* Extracted entries *
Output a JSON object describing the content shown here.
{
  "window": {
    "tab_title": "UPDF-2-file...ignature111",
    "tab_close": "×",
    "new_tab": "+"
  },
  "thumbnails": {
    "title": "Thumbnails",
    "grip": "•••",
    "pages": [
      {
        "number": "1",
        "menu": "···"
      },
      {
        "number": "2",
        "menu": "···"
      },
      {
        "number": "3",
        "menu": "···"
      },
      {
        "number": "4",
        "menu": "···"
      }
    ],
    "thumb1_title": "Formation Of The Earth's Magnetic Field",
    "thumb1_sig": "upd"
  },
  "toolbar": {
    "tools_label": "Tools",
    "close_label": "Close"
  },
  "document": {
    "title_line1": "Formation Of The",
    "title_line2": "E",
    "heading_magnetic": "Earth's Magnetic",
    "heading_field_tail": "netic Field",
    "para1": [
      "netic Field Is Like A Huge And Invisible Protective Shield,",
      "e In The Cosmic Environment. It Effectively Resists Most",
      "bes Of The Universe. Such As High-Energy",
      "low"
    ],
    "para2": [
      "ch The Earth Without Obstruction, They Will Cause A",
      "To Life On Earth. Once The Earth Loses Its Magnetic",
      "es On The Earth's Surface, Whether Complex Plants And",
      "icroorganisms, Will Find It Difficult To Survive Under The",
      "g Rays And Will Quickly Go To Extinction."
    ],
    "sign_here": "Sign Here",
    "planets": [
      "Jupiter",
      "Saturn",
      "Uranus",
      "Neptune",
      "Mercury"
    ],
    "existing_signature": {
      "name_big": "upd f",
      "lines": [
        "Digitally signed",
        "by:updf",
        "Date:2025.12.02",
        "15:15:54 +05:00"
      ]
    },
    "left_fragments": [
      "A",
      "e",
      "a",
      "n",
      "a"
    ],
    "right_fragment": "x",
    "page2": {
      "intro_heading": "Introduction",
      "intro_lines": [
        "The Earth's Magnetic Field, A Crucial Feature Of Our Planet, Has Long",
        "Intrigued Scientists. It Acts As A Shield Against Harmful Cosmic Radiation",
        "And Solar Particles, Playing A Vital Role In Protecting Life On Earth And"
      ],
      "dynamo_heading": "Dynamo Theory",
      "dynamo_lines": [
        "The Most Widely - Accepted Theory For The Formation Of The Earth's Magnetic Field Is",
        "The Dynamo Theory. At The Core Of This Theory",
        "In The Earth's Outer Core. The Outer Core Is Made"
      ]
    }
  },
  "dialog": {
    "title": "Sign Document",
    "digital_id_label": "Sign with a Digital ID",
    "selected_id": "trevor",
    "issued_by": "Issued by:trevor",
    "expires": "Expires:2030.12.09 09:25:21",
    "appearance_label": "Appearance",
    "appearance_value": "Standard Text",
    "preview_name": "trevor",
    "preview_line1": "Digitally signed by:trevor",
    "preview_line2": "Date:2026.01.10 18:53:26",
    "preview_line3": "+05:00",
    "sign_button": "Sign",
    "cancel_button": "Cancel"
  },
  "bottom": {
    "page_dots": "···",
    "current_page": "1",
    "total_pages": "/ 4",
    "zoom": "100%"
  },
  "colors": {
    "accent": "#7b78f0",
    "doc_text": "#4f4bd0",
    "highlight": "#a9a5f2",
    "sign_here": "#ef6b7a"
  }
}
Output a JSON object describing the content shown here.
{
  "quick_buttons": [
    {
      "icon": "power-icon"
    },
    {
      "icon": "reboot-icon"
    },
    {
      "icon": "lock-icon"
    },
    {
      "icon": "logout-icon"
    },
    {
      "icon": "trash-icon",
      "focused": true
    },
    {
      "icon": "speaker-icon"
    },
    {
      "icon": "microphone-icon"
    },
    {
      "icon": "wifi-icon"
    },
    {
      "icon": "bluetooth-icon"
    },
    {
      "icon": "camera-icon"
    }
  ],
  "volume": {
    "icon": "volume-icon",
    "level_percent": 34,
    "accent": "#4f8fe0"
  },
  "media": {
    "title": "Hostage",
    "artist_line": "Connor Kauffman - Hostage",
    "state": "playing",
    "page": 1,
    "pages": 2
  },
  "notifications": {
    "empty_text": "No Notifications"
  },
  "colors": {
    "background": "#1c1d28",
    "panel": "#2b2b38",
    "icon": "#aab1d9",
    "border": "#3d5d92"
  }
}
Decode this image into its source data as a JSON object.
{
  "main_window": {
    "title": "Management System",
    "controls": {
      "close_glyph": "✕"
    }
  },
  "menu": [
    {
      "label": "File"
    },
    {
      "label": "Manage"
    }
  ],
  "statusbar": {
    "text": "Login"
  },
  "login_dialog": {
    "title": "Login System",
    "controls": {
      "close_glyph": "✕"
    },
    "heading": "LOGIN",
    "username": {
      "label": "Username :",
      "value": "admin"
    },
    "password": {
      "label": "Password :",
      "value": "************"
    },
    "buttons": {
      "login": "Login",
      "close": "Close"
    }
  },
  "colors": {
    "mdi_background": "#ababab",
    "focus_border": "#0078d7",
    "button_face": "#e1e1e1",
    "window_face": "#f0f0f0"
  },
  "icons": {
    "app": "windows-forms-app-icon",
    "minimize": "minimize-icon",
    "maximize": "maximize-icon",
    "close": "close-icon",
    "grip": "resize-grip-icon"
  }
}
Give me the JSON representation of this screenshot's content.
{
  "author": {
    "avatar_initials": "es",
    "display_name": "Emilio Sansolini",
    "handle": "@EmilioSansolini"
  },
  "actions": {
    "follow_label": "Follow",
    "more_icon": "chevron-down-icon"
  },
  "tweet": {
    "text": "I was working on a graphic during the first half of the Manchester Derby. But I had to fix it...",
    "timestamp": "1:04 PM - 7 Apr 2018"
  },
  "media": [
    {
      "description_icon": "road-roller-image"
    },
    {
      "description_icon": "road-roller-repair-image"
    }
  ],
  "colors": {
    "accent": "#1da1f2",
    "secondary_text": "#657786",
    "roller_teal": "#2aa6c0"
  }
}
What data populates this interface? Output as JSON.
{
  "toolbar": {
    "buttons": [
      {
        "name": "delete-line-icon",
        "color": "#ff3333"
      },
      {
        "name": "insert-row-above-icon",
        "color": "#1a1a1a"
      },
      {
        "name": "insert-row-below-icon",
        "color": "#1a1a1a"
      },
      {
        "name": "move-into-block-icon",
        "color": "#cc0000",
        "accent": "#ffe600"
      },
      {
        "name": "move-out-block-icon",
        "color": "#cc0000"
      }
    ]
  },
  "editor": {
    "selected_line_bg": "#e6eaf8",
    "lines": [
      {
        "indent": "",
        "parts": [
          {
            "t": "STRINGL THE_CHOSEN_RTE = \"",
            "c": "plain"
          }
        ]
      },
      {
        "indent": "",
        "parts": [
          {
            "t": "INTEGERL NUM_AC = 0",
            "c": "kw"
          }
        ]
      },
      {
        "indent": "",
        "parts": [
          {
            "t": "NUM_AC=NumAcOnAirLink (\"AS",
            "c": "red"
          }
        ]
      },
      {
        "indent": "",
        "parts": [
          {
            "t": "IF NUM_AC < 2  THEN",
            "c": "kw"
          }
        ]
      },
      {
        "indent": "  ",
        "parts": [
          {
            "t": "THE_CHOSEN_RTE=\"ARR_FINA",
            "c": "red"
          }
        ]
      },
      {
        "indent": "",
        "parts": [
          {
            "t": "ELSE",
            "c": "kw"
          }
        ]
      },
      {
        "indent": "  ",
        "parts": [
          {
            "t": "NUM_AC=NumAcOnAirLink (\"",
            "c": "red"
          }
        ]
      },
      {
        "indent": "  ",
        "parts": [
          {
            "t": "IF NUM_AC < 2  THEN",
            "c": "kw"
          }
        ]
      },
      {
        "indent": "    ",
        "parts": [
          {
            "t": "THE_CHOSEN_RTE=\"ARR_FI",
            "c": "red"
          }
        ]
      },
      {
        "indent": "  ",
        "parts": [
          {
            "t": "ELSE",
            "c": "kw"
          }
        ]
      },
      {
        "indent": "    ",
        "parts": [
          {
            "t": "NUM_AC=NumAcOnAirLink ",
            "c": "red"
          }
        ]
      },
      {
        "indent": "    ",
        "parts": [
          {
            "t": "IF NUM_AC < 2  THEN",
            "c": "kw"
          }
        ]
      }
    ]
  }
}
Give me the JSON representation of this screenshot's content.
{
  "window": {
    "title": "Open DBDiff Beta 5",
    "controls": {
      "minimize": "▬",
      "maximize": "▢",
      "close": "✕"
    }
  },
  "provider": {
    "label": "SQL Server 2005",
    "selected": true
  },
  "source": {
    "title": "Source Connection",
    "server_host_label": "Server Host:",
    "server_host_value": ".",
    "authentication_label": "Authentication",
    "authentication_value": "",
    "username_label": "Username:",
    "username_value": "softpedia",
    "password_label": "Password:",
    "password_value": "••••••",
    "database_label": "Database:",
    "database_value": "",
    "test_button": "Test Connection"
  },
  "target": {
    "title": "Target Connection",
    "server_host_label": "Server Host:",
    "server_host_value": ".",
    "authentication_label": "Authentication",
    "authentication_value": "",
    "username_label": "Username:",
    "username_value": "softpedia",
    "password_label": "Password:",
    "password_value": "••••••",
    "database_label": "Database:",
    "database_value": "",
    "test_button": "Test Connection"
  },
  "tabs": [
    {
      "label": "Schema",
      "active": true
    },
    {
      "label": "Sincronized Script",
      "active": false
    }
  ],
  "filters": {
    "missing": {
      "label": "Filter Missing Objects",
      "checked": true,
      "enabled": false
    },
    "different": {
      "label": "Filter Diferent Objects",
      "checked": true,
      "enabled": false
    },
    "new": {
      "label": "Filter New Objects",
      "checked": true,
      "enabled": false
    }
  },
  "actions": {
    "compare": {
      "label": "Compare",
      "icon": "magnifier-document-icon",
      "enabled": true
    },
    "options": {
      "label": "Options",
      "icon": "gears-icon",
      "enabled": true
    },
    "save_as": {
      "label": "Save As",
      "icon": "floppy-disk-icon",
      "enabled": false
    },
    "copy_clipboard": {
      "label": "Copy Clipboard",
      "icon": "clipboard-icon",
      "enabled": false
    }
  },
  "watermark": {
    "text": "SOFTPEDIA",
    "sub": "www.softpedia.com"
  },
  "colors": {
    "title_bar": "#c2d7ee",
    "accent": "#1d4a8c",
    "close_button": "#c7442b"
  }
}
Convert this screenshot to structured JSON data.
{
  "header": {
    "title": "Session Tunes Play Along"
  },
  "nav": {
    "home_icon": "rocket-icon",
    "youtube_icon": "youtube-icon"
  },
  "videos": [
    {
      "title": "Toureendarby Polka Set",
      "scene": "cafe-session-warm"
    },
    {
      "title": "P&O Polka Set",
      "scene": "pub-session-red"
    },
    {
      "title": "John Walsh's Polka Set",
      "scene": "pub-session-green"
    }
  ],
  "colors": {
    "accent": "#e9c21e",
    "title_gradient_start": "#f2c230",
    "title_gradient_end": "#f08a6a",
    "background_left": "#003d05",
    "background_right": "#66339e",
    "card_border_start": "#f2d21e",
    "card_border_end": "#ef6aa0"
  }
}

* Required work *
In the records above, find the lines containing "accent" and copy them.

* Task output *
    "accent": "#7b78f0",
    "accent": "#4f8fe0"
    "accent": "#1da1f2",
        "accent": "#ffe600"
    "accent": "#1d4a8c",
    "accent": "#e9c21e",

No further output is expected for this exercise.